The second barrier is the preparedness of the health sector. Most people with spinal cord injury die within 1 to 5 years in developing countries, because not much attention is given to providing proper information regarding spinal cord injury, its complications and management. In most low and middle income countries, with higher rates of poverty and poorer health, people die not because of the spinal cord injury, but because of the secondary complications.
The most common complication is urinary tract infections with a high mortality rate in women, another avoidable complication is bed sores. Correcting bed sores itself is a nightmare and carries a greater burden for individuals and their families. Another is deep vein thrombosis, and the list goes on. If secondary complications are prevailing, that means the health sector is failing. The health sector needs to look beyond primary care. We have the right to live a healthy life like all of you.

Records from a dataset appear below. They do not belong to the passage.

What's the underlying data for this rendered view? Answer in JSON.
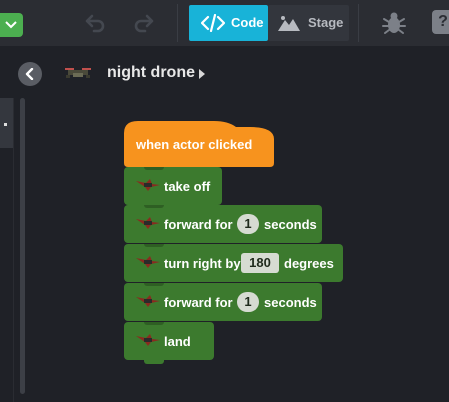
{
  "toolbar": {
    "code_label": "Code",
    "stage_label": "Stage",
    "help_label": "?",
    "active_tab": "Code",
    "accent_color": "#18b3d8",
    "green_button_color": "#4caf50"
  },
  "actor": {
    "name": "night drone"
  },
  "script": {
    "event_label": "when actor clicked",
    "event_color": "#f7931e",
    "block_color": "#3c7a2e",
    "blocks": [
      {
        "label": "take off"
      },
      {
        "label_before": "forward for",
        "value": "1",
        "label_after": "seconds"
      },
      {
        "label_before": "turn right by",
        "value": "180",
        "label_after": "degrees"
      },
      {
        "label_before": "forward for",
        "value": "1",
        "label_after": "seconds"
      },
      {
        "label": "land"
      }
    ]
  },
  "icons": {
    "menu": "chevron-down-icon",
    "undo": "undo-icon",
    "redo": "redo-icon",
    "code": "code-icon",
    "stage": "mountain-icon",
    "debug": "bug-icon",
    "help": "help-icon",
    "back": "chevron-left-icon",
    "actor": "drone-icon",
    "caret": "caret-right-icon"
  }
}
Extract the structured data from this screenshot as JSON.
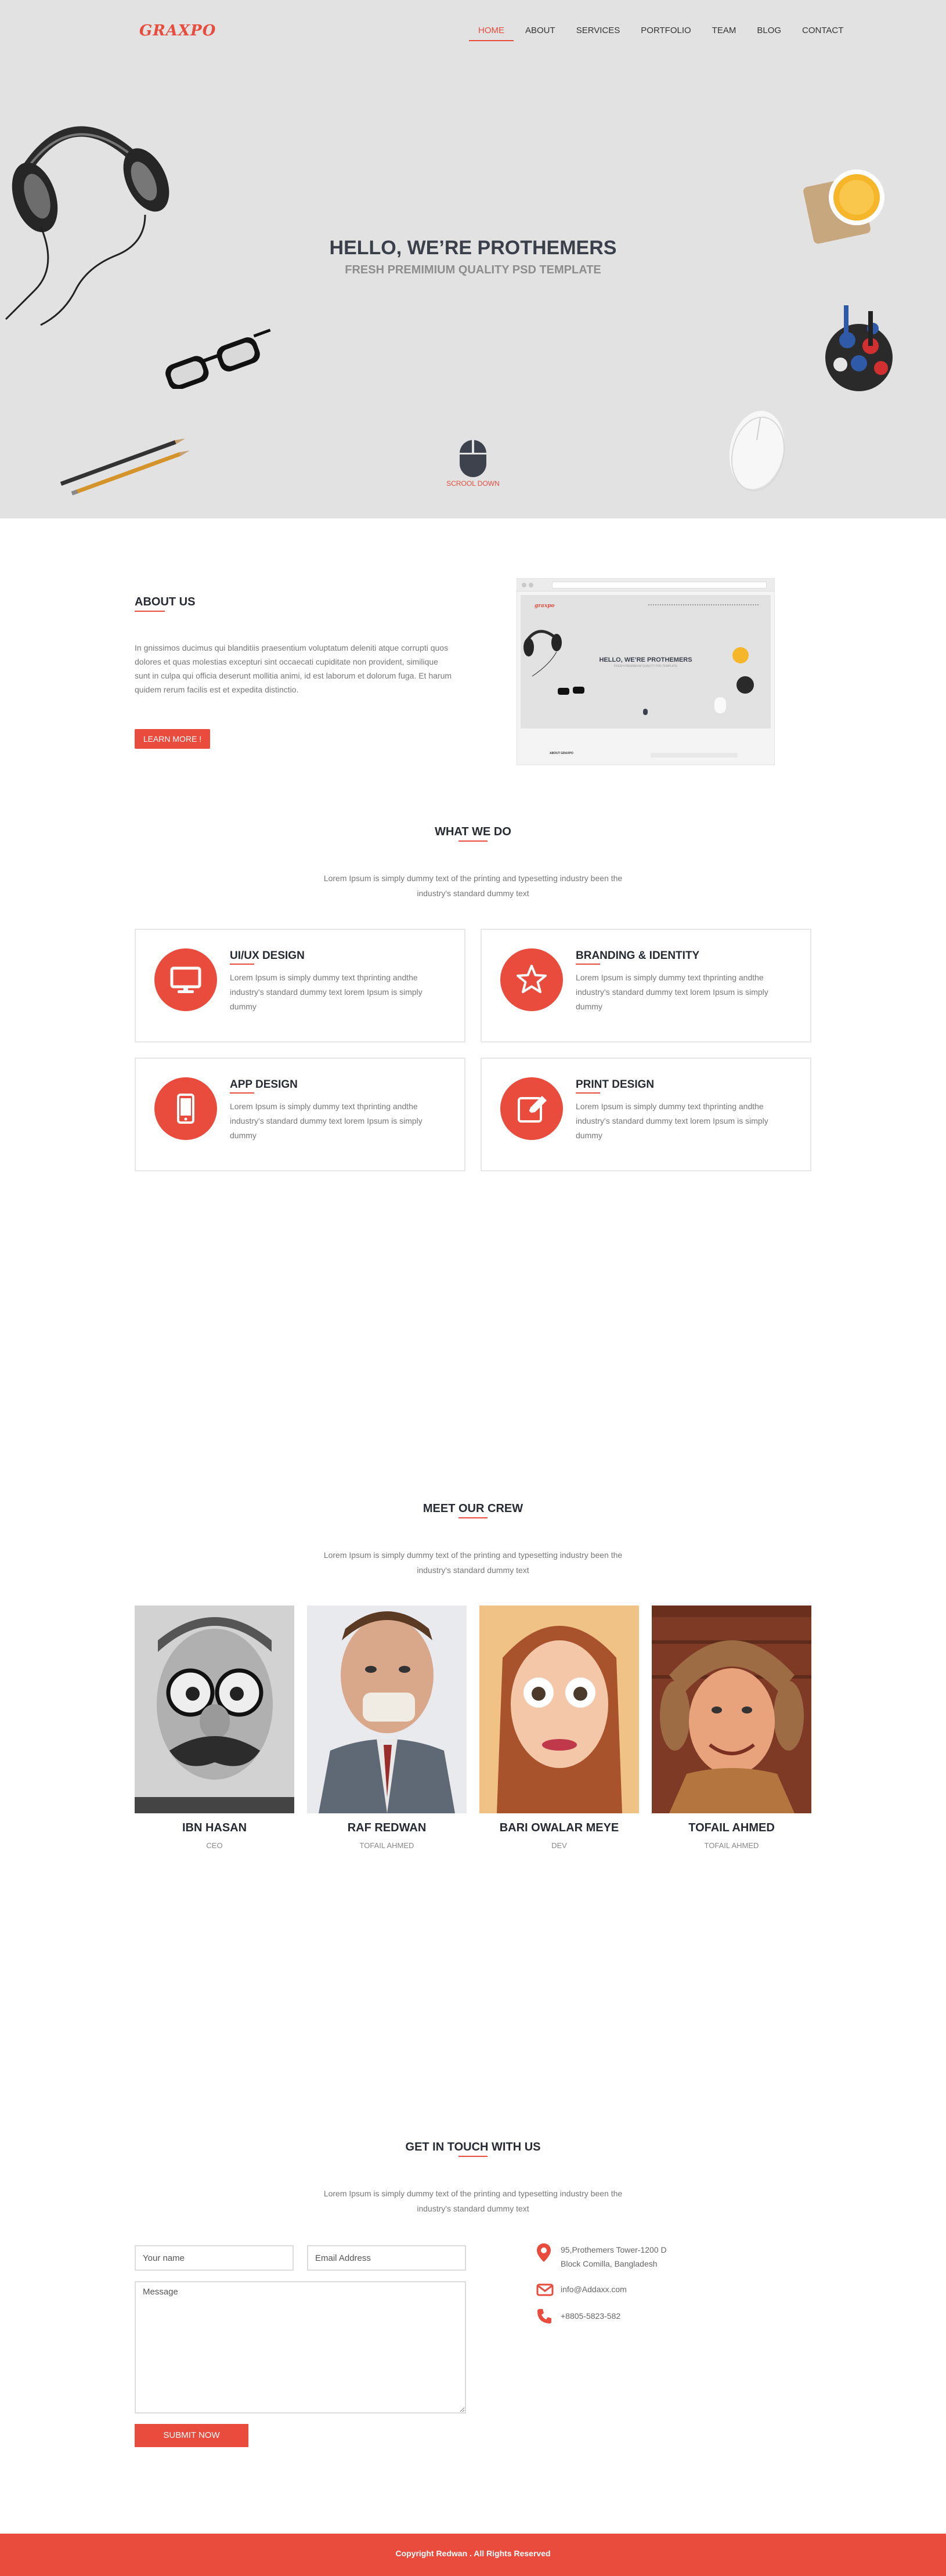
{
  "brand": {
    "logo": "GRAXPO",
    "accent": "#e94c3d"
  },
  "nav": {
    "items": [
      {
        "label": "HOME",
        "active": true
      },
      {
        "label": "ABOUT",
        "active": false
      },
      {
        "label": "SERVICES",
        "active": false
      },
      {
        "label": "PORTFOLIO",
        "active": false
      },
      {
        "label": "TEAM",
        "active": false
      },
      {
        "label": "BLOG",
        "active": false
      },
      {
        "label": "CONTACT",
        "active": false
      }
    ]
  },
  "hero": {
    "title": "HELLO, WE’RE PROTHEMERS",
    "subtitle": "FRESH PREMIMIUM QUALITY PSD TEMPLATE",
    "scroll_label": "SCROOL DOWN",
    "bg_color": "#e3e2e2"
  },
  "about": {
    "title": "ABOUT US",
    "text": "In gnissimos ducimus qui blanditiis praesentium voluptatum deleniti atque corrupti quos dolores et quas molestias excepturi sint occaecati cupiditate non provident, similique sunt in culpa qui officia deserunt mollitia animi, id est laborum et dolorum fuga. Et harum quidem rerum facilis est et expedita distinctio.",
    "button": "LEARN MORE !",
    "preview": {
      "logo": "graxpo",
      "title": "HELLO, WE’RE PROTHEMERS",
      "subtitle": "FRESH PREMIMIUM QUALITY PSD TEMPLATE",
      "section": "ABOUT GRAXPO"
    }
  },
  "services": {
    "title": "WHAT WE DO",
    "desc": "Lorem Ipsum is simply dummy text of the printing and typesetting industry been the industry's standard dummy text",
    "items": [
      {
        "title": "UI/UX DESIGN",
        "text": "Lorem Ipsum is simply dummy text thprinting andthe industry's standard dummy text lorem Ipsum is simply dummy",
        "icon": "monitor-icon"
      },
      {
        "title": "BRANDING & IDENTITY",
        "text": "Lorem Ipsum is simply dummy text thprinting andthe industry's standard dummy text lorem Ipsum is simply dummy",
        "icon": "star-icon"
      },
      {
        "title": "APP DESIGN",
        "text": "Lorem Ipsum is simply dummy text thprinting andthe industry's standard dummy text lorem Ipsum is simply dummy",
        "icon": "mobile-icon"
      },
      {
        "title": "PRINT DESIGN",
        "text": "Lorem Ipsum is simply dummy text thprinting andthe industry's standard dummy text lorem Ipsum is simply dummy",
        "icon": "edit-icon"
      }
    ]
  },
  "team": {
    "title": "MEET OUR CREW",
    "desc": "Lorem Ipsum is simply dummy text of the printing and typesetting industry been the industry's standard dummy text",
    "members": [
      {
        "name": "IBN HASAN",
        "role": "CEO"
      },
      {
        "name": "RAF REDWAN",
        "role": "TOFAIL AHMED"
      },
      {
        "name": "BARI OWALAR MEYE",
        "role": "DEV"
      },
      {
        "name": "TOFAIL AHMED",
        "role": "TOFAIL AHMED"
      }
    ]
  },
  "contact": {
    "title": "GET IN TOUCH WITH US",
    "desc": "Lorem Ipsum is simply dummy text of the printing and typesetting industry been the industry's standard dummy text",
    "name_placeholder": "Your name",
    "email_placeholder": "Email Address",
    "message_placeholder": "Message",
    "submit": "SUBMIT NOW",
    "address_line1": "95,Prothemers Tower-1200 D",
    "address_line2": "Block Comilla, Bangladesh",
    "email": "info@Addaxx.com",
    "phone": "+8805-5823-582"
  },
  "footer": {
    "text": "Copyright Redwan . All Rights Reserved"
  }
}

Universal health coverage or Health for all – do we really mean it?
Are we really part of it? Is the provision of assistive products an integral part of Universal Health Coverage? I hope it is. If not, we need to do something – you never know what tomorrow will bring, just like I did not know that I would need to use a wheelchair for the rest of my life.
I now know that as people gets older, they will need more and more assistive products – starting with glasses and ending with wheelchairs – again, I am not alone.
The third barrier is the lack of access to appropriate assistive products, especially within the health sector. I got lucky because my uncle sent a good quality wheelchair from abroad, but how many can get lucky and have access to the same? But despite having good rehab services, I use substandard lower limb orthoses due to lack of access to high quality assistive products in my country.
After amputating a leg or stabilizing the spine, the job is not complete. I am well aware that we can prevent amputations in most diabetic cases with good health care, including self-care and a simple assistive product such as protective footwear. Hearing aids and dementia, mobility aids and good cushions or mattresses for pressure sores. We have the knowledge and these products exist – so we want to ensure they are available within the health sector for everyone.
There are essential health products as essential as medicines or vaccines for people in need. I am happy to see WHO is addressing this and I am sure countries will follow.
The physical environment is not designed for people with disabilities
The fourth barrier that is faced by people with disability is accessibility. Soon after having an appropriate wheelchair I decided to go out and be like others, practise medicine like other classmates. But I realized “Oh No” the physical environment, in which we all live, is not designed for all; especially for people like us and older people. Not every place in most countries has accessible entrances and exits. Most of the public places like universities, banks, parks, offices, stadiums, cinema halls, shopping malls, parking areas, are not accessible - this makes us feel excluded.
It is not about cost, I have been informed that nearly at the same cost, one can build an accessible environment. Please keep it in mind as demography is changing, we will all need an accessible environment at some stage. It is no more a luxury or add-on item – it is must. Anything good for us will be good for all.
A lot has to do with thinking, design and empathy. A person’s disability depends on people’s attitude, availability of assistive products and accessible environment.
Member States need to address these barriers to access to assistive technology.
I am honoured to be designated WHO Champion for Assistive Technology. I decided to dedicate my life to creating awareness, making the health sector more inclusive and prepared, improving access to high-quality, affordable assistive products and accessible environments.
This is my new dream – I need your support to achieve it. I hope that with the adoption of the Global Resolution on assistive technology the goal of one billion people accessing affordable, high quality assistive products will become a reality.